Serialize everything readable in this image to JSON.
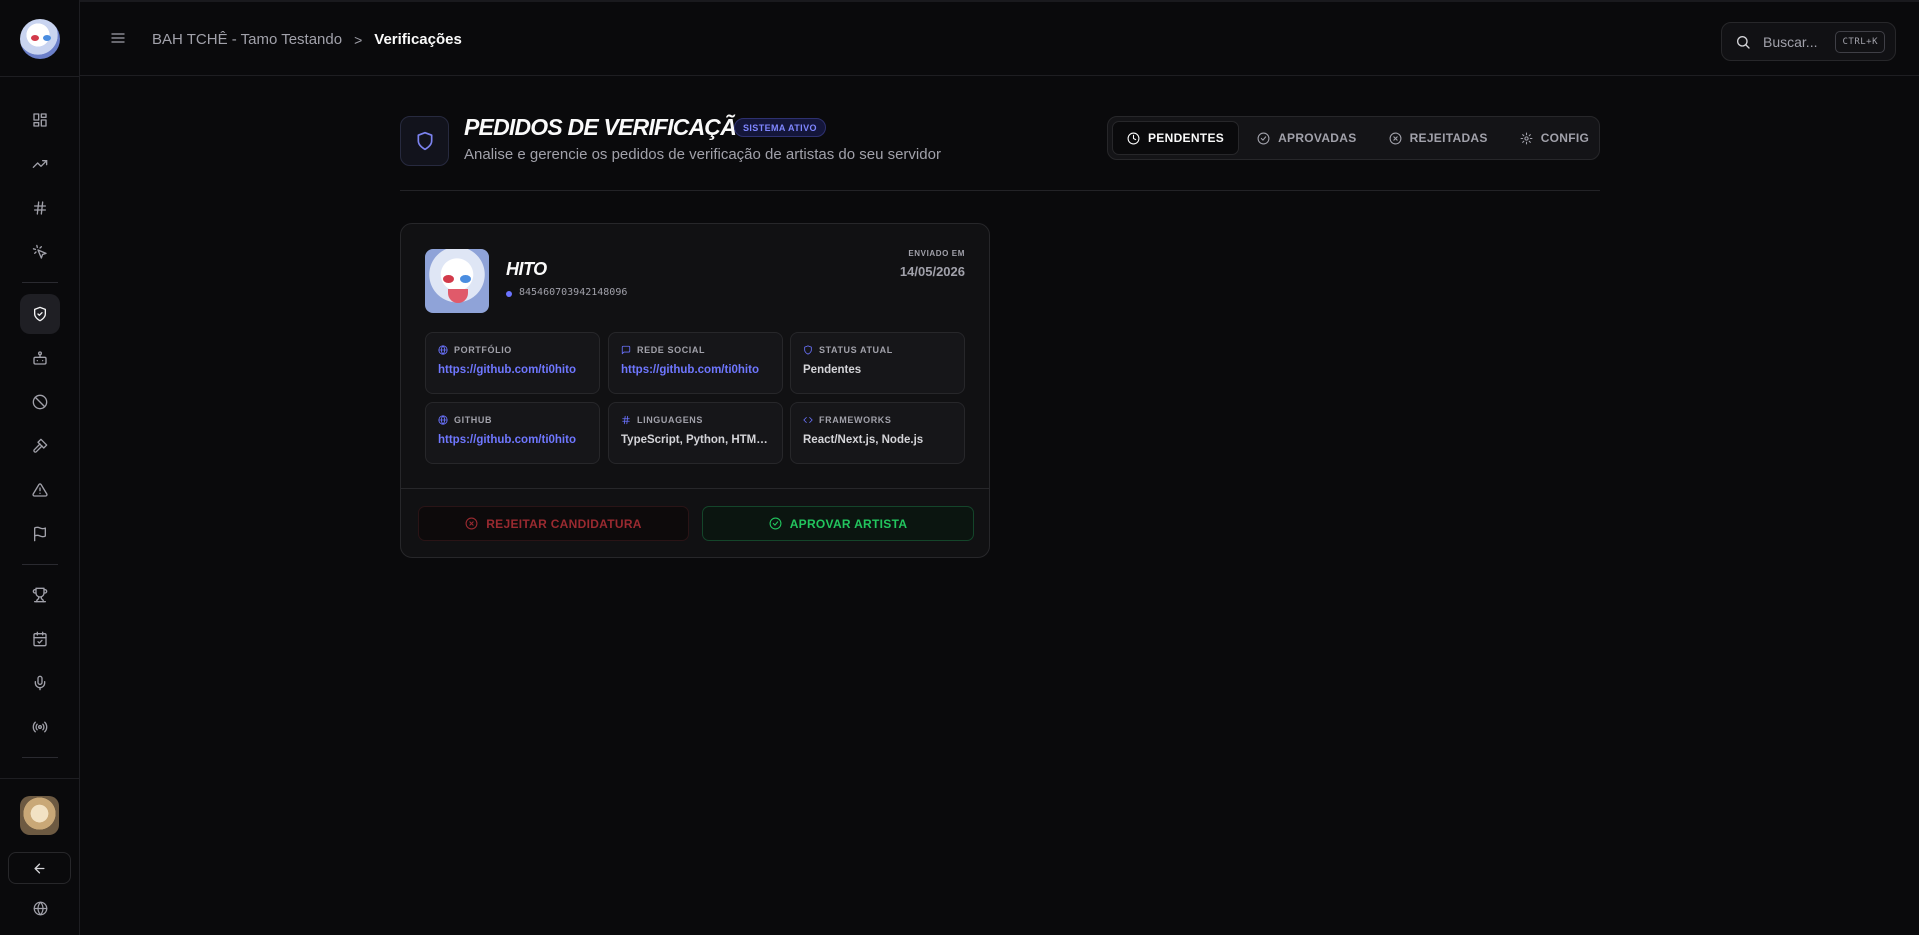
{
  "breadcrumb": {
    "server": "BAH TCHÊ - Tamo Testando",
    "separator": ">",
    "current": "Verificações"
  },
  "search": {
    "placeholder": "Buscar...",
    "shortcut": "CTRL+K"
  },
  "sidebar": {
    "icons": [
      "dashboard-icon",
      "trending-icon",
      "hash-icon",
      "sparkle-cursor-icon",
      "shield-check-icon",
      "bot-icon",
      "ban-icon",
      "hammer-icon",
      "alert-triangle-icon",
      "flag-icon",
      "trophy-icon",
      "calendar-check-icon",
      "mic-icon",
      "broadcast-icon"
    ],
    "active": "shield-check-icon",
    "footer_icons": [
      "arrow-left-icon",
      "globe-icon"
    ]
  },
  "header": {
    "title": "PEDIDOS DE VERIFICAÇÃO",
    "status_badge": "SISTEMA ATIVO",
    "subtitle": "Analise e gerencie os pedidos de verificação de artistas do seu servidor"
  },
  "tabs": [
    {
      "label": "PENDENTES",
      "icon": "clock-icon",
      "active": true
    },
    {
      "label": "APROVADAS",
      "icon": "check-circle-icon",
      "active": false
    },
    {
      "label": "REJEITADAS",
      "icon": "x-circle-icon",
      "active": false
    },
    {
      "label": "CONFIG",
      "icon": "gear-icon",
      "active": false
    }
  ],
  "request": {
    "artist_name": "HITO",
    "artist_id": "845460703942148096",
    "sent_label": "ENVIADO EM",
    "sent_date": "14/05/2026",
    "fields": [
      {
        "label": "PORTFÓLIO",
        "value": "https://github.com/ti0hito",
        "icon": "globe-icon",
        "link": true
      },
      {
        "label": "REDE SOCIAL",
        "value": "https://github.com/ti0hito",
        "icon": "message-icon",
        "link": true
      },
      {
        "label": "STATUS ATUAL",
        "value": "Pendentes",
        "icon": "shield-icon",
        "link": false
      },
      {
        "label": "GITHUB",
        "value": "https://github.com/ti0hito",
        "icon": "globe-icon",
        "link": true
      },
      {
        "label": "LINGUAGENS",
        "value": "TypeScript, Python, HTML...",
        "icon": "hash-icon",
        "link": false
      },
      {
        "label": "FRAMEWORKS",
        "value": "React/Next.js, Node.js",
        "icon": "code-icon",
        "link": false
      }
    ],
    "reject_label": "REJEITAR CANDIDATURA",
    "approve_label": "APROVAR ARTISTA"
  },
  "colors": {
    "accent": "#6f77ff",
    "approve": "#22c55e",
    "reject": "#9a2a30",
    "background": "#0a0a0c"
  }
}
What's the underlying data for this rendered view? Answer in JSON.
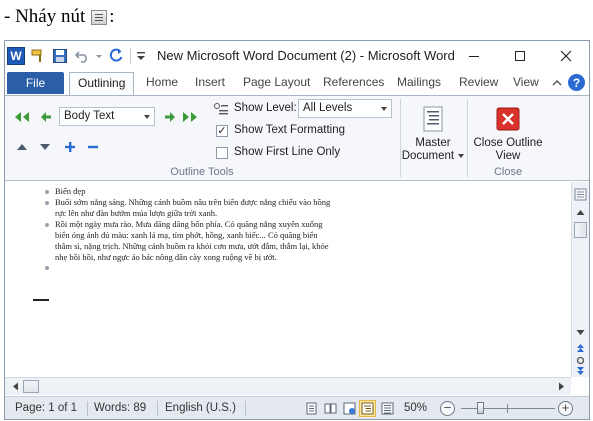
{
  "caption": {
    "text": "- Nháy nút",
    "suffix": ":"
  },
  "window": {
    "title": "New Microsoft Word Document (2)  -  Microsoft Word",
    "app_icon_letter": "W"
  },
  "tabs": {
    "file": "File",
    "items": [
      "Outlining",
      "Home",
      "Insert",
      "Page Layout",
      "References",
      "Mailings",
      "Review",
      "View"
    ],
    "help": "?"
  },
  "ribbon": {
    "outline_tools": {
      "label": "Outline Tools",
      "level_select_value": "Body Text",
      "show_level_label": "Show Level:",
      "show_level_value": "All Levels",
      "show_text_formatting": {
        "label": "Show Text Formatting",
        "checked": true
      },
      "show_first_line_only": {
        "label": "Show First Line Only",
        "checked": false
      }
    },
    "master_document": {
      "label": "Master Document"
    },
    "close_group": {
      "label": "Close",
      "button_label": "Close Outline View"
    }
  },
  "document": {
    "items": [
      "Biển đẹp",
      "Buổi sớm nắng sáng. Những cánh buồm nâu trên biển được nắng chiếu vào hồng rực lên như đàn bướm múa lượn giữa trời xanh.",
      "Rồi một ngày mưa rào. Mưa dăng dăng bốn phía. Có quãng nắng xuyên xuống biển óng ánh đủ màu: xanh lá mạ, tím phớt, hồng, xanh biếc... Có quãng biển thâm sì, nặng trịch. Những cánh buồm ra khỏi cơn mưa, ướt đẫm, thẫm lại, khỏe nhẹ bồi hồi, như ngực áo bác nông dân cày xong ruộng về bị ướt.",
      ""
    ]
  },
  "status": {
    "page": "Page: 1 of 1",
    "words": "Words: 89",
    "language": "English (U.S.)",
    "zoom": "50%",
    "zoom_level_percent": 50
  },
  "colors": {
    "file_tab": "#2a5ea8",
    "close_button": "#d9312b",
    "active_view": "#fce9a6"
  }
}
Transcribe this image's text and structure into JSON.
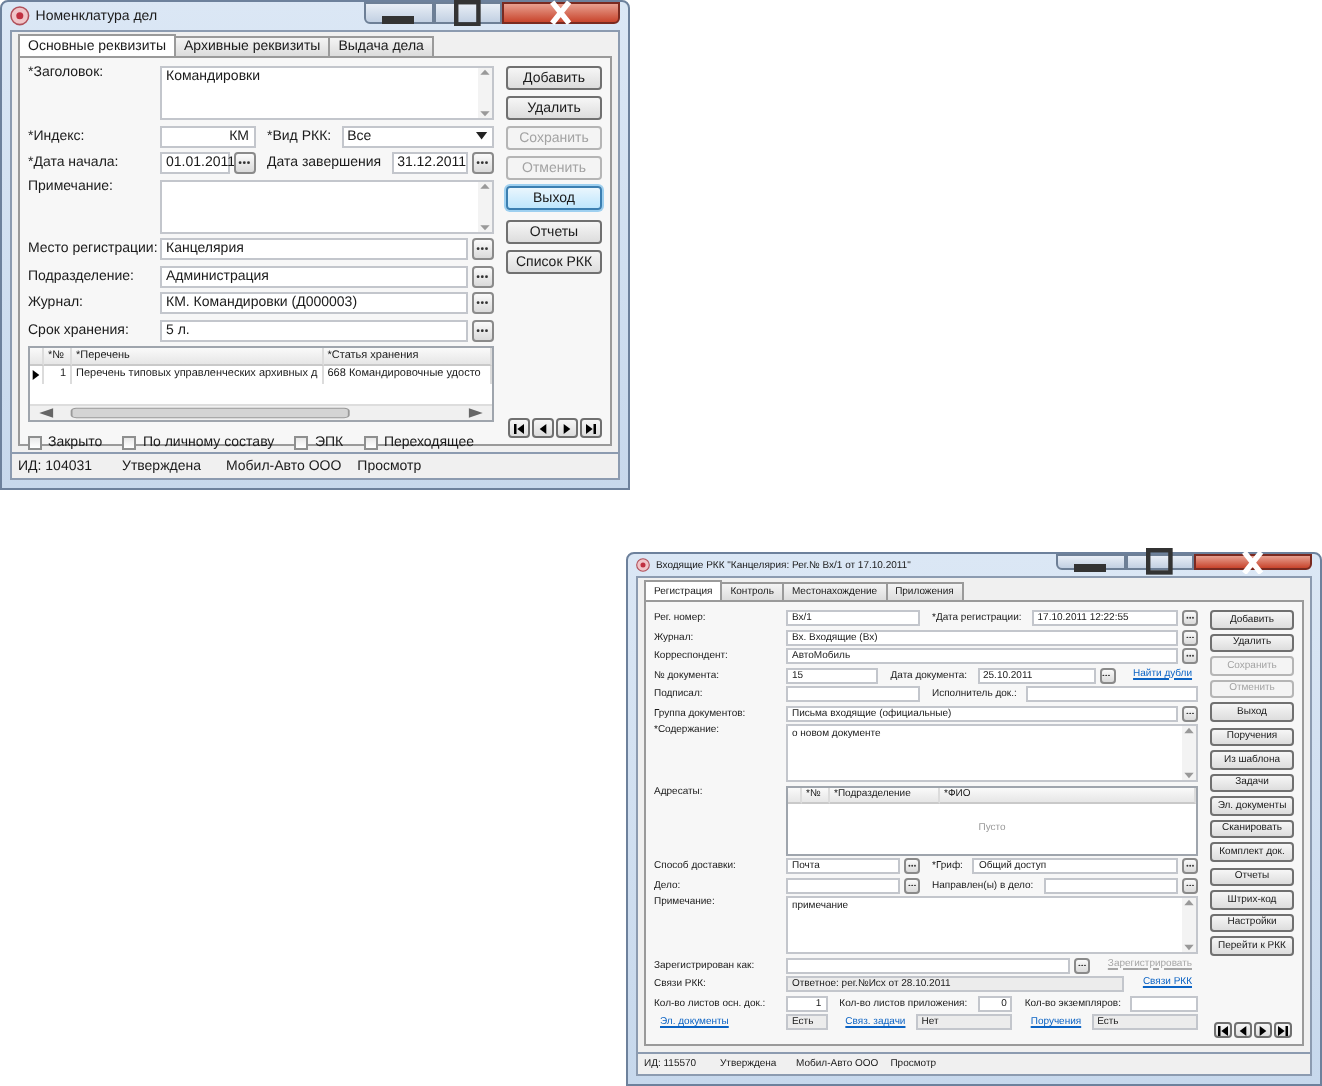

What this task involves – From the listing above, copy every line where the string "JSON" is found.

Task response –
Serialize everything readable in this image to JSON.
What's the underlying data for this rendered view? Answer in JSON.
Transcribe this image's text and structure into JSON.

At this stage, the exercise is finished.